Thanks to Dr. Reese, what could have been an ignorant passing on of ignorance was instead a lesson for the whole class, myself included. We all got more out of the unit for the non-example Mosquitoland provided. All of my students learned about not only the complicated struggles surrounding mental illness, but also about how the Cherokee tribes determine enrollment and why; the history of using Native American imagery to represent “America” while the government disenfranchises those same indigenous populations; the problem of using another culture in one’s writing, especially when the history between those cultures is so fraught; and to question authority, whether it be an author, a teacher, or anyone who says something wrong or problematic, especially if you know better.

Sunday, July 22, 2018

Not recommended: LUMP LUMP AND THE BLANKET OF DREAMS by Gwen Jackson

Over the last year or so, I've had several emails asking me about Lump Lump and the Blanket of Dreams. Written by Gwen Jackson, the subtitle is "Inspired by Navajo Culture and Folklore." It was published in 2016 by Friesen Press.

When I see "inspired" or "based on" in a book title or in related information about the book, my critical lens kicks in pretty hard. Non-Native people are inspired to create a whole lot of not-good things! Mascots, for example. Those who created them were often "inspired" by some imagined aspect of how Indigenous people fight. In this case, we have a writer who is inspired--by a weaver and by what the writer perceives to be Native story--to create a picture book.

The author of Lump Lump and the Blanket of Dreams is not Native. This is not an #OwnVoices story. Indeed, I think some would say (me, for example) that she's appropriating something for her own purposes. A quick look at the first page of her book shows me this:
Awake in beauty!
Awake in beauty!
Today we will live in beauty!
Those of you who are Diné (or Navajo), or who know something about people of the Navajo Nation, will recognize the "in beauty" phrase as something that is significant to Navajo people. It is part of the Blessingway Ceremony. Lot of not-Navajo people are taken with "in beauty." It resonates, of course, and so people.... use it. Like Jackson did. She uses the phrase elsewhere in the book, too.

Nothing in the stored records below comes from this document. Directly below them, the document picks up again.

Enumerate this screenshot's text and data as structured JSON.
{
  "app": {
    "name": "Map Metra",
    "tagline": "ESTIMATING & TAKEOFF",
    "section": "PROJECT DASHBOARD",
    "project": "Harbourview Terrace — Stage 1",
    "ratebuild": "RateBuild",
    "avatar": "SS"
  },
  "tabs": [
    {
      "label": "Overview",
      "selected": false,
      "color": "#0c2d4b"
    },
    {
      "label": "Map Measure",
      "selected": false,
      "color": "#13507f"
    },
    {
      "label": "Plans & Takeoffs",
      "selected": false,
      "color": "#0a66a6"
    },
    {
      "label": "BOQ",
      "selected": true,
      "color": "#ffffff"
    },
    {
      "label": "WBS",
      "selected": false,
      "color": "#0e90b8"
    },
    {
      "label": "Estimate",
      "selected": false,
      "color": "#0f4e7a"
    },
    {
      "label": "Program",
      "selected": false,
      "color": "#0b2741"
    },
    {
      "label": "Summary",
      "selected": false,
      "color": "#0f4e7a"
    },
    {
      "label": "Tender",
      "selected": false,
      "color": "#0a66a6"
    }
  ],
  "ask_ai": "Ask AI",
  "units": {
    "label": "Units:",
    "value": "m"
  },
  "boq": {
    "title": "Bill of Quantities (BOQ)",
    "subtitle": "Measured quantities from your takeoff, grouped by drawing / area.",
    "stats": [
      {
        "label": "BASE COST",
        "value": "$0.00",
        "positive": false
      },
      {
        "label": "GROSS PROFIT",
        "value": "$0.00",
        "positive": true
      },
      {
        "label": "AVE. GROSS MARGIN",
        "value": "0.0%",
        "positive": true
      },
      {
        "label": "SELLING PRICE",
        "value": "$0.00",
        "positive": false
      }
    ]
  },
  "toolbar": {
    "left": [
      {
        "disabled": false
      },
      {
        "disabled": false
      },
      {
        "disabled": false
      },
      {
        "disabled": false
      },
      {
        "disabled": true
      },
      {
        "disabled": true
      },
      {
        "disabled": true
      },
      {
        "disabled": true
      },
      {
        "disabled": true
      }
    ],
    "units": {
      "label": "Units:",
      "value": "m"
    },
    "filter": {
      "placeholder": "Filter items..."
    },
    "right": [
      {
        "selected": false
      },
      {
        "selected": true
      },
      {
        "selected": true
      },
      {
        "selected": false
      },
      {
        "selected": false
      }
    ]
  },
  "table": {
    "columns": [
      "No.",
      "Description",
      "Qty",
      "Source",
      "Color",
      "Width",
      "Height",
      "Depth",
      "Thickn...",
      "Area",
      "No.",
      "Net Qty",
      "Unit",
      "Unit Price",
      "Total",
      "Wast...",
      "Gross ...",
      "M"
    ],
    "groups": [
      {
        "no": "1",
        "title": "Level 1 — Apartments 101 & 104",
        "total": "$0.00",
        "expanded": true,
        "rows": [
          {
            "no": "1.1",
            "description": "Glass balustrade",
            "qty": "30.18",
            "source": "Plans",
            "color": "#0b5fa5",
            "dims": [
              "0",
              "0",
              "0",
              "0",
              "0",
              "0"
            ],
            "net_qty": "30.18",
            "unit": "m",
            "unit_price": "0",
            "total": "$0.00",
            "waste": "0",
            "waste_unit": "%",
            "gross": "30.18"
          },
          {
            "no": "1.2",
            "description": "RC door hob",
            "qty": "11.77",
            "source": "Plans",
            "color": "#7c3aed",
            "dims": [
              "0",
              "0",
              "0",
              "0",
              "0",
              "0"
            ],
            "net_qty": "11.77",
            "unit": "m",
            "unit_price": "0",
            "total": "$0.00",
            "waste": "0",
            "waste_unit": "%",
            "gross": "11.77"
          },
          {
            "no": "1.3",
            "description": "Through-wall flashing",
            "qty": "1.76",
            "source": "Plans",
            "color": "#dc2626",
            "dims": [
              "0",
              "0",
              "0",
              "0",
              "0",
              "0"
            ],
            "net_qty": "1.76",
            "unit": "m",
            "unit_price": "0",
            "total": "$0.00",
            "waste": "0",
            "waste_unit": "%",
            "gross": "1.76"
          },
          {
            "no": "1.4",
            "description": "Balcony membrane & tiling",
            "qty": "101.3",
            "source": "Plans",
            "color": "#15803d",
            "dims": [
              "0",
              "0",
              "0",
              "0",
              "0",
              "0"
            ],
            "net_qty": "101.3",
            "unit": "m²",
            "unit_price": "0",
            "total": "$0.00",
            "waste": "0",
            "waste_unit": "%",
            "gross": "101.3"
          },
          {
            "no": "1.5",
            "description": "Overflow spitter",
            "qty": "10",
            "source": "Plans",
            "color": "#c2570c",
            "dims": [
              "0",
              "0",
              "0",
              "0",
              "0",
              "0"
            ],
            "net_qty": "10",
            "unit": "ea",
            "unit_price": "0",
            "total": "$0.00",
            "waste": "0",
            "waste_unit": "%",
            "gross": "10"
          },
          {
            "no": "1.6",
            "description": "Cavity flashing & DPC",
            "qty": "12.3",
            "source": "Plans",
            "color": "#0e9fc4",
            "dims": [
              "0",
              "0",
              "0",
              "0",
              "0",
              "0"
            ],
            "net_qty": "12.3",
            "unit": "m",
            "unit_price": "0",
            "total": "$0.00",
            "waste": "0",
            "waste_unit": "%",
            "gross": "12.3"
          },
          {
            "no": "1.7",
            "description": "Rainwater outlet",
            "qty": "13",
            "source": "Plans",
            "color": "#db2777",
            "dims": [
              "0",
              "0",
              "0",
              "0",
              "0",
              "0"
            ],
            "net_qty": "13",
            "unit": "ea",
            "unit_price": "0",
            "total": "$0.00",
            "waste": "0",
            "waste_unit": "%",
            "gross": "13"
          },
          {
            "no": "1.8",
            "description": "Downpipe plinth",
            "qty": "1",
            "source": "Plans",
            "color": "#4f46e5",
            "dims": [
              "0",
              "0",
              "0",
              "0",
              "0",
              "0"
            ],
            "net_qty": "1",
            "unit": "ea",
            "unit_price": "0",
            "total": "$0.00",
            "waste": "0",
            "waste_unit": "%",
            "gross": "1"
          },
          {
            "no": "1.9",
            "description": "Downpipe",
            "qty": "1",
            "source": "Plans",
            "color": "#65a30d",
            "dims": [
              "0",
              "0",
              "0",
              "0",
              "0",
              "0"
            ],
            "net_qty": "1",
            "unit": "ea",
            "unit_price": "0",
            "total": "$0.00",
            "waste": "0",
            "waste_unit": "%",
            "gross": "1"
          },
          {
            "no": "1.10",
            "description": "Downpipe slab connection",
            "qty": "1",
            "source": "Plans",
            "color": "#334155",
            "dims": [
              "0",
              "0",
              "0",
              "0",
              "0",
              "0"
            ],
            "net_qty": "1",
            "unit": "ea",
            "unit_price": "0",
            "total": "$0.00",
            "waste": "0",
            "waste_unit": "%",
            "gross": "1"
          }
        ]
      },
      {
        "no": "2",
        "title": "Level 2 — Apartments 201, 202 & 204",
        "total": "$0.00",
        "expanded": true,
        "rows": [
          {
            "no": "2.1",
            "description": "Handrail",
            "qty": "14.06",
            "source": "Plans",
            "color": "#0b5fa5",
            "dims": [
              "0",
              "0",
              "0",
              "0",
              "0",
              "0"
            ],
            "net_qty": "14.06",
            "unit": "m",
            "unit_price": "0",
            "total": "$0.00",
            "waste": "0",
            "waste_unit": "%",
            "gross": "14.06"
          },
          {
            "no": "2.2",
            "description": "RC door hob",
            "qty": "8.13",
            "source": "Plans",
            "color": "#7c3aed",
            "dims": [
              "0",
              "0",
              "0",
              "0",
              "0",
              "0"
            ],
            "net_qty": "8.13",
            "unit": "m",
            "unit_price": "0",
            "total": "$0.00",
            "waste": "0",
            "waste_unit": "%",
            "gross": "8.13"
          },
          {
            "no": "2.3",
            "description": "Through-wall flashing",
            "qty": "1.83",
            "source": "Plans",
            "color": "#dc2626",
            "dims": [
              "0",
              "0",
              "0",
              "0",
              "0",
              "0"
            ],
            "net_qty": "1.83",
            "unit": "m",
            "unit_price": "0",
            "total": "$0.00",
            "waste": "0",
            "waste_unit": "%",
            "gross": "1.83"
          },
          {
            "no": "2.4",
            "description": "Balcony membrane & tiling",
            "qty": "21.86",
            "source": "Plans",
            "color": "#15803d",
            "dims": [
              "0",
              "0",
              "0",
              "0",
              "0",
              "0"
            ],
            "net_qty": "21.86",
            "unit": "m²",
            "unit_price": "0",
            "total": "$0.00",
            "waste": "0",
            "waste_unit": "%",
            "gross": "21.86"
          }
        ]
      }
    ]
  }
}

In the story, Lump Lump is a little bear who doesn't like the idea of going to sleep for the winter. Blue Bird is a blue bird who is a storyteller who, on hearing Lump Lump's resistance to the idea of hibernation, tells him a story about a blanket of dreams. It is made up of items like "the white light of morning" and "the red light of evening." Lump Lump wants a blanket like that, and so, Blue Bird sets out to make it happen. With the help of others, all the items necessary to make this "blanket of dreams" are assembled and taken to Spider Woman, who makes the blanket for Lump Lump.

Do the Navajo people have a story like that?

Or did Jackson make it up? My guess is the latter, but we don't know. For hundreds of years, non-Native writers have been "inspired" by some story they think is Native, and go on to make their own. When that story is of that author's creation, I think it is inappropriate for the writer to use "inspired by" in the title, subtitle, or anyway in the book, because... it isn't of that nation any longer!

Jackson thanks several Indigenous people in the back of the book. I ask writers to consult with Native people before doing this sort of book, but I grow increasingly wary of how they go about it--especially when the outcome is like Jackson's Lump Lump and the Blanket of Dreams. As you might imagine, Jackson's book is not recommended.